It has led to a decrease in the number of goats in some regions and an increase in the number of other farm animals.
As the demand for food, particularly grain, rises, more land has to be converted for agricultural purposes, further reducing the amount of habitat available for goat grazing, thus resulting in the need for heat during winter.
Increasingly, people are turning to artificial methods of heat and nutrition for some goats. These include homemade water heaters and nutrition supplements to give the goats a better chance of survival in the winter climate.
What to do if Goats need Heat?
Goats have a unique and essential role in rural and farming communities worldwide. Given their size, they often require certain external conditions to stay comfortable and healthy. One of the most critical external conditions is their need for warmth and temperature control.
In cold climates, it’s not uncommon for goats to start to suffer from the cold, especially during winter. To ensure that your goats stay healthy and comfortable, there are a few steps you should take if you believe that your goats need heat.
1. Provide Warm Bedding and Winter Clothing
The first step is to ensure your goat has access to warm, dry bedding that they can use to keep themselves warm during the night. Straw and hay can be used to good effect, although a thick layer may be necessary to retain the heat effectively.
If your goats are kept in an indoor pen, adding a few extra layers of clothing is a good idea to keep them warm. Goatskin coats, gloves, and boots can provide insulation in the colder months.
2. Move Goats to Warmer Shelters
It’s always a good idea to supply your goats with access to a warm shelter. It could be a barn or shed on your property, or you may even be able to rent out space in another person’s barn.
3. Provide Additional Heat Sources
If your goats are outdoors, you can help provide additional heat sources. Portable heating lamps, heated water tanks, and unique heated mats are all good choices. Ensure you never leave the heat sources on while no one is around, as this could create a dangerous fire risk.
4. Feed Goats More
Feeding your goats more during the winter can help them to stay warmer. Goats generally eat more during winter anyway, so increasing the size and frequency of their meals may be the best option.
5. Monitor Goats for Signs of Cold Stress
Finally, monitoring your goats for signs of stress in cold weather is essential. These may include lethargy, periods of shivering, frostbite, and decreased appetite. If you suspect your goats are suffering from cold stress, you should increase their warmth levels as soon as possible.
Following these steps, you should ensure that your goats stay safe, comfortable, and healthy in the winter.
Goats are adaptable, but depending on the breed and region, they may need additional care and attention in the winter months to stay healthy and comfortable.
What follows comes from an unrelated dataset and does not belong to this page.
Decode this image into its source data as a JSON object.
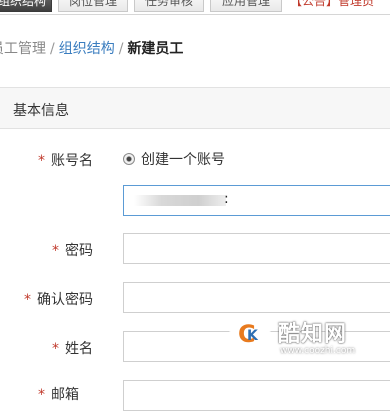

With a little planning and extra preparation, you can ensure that your goats have a safe and warm winter.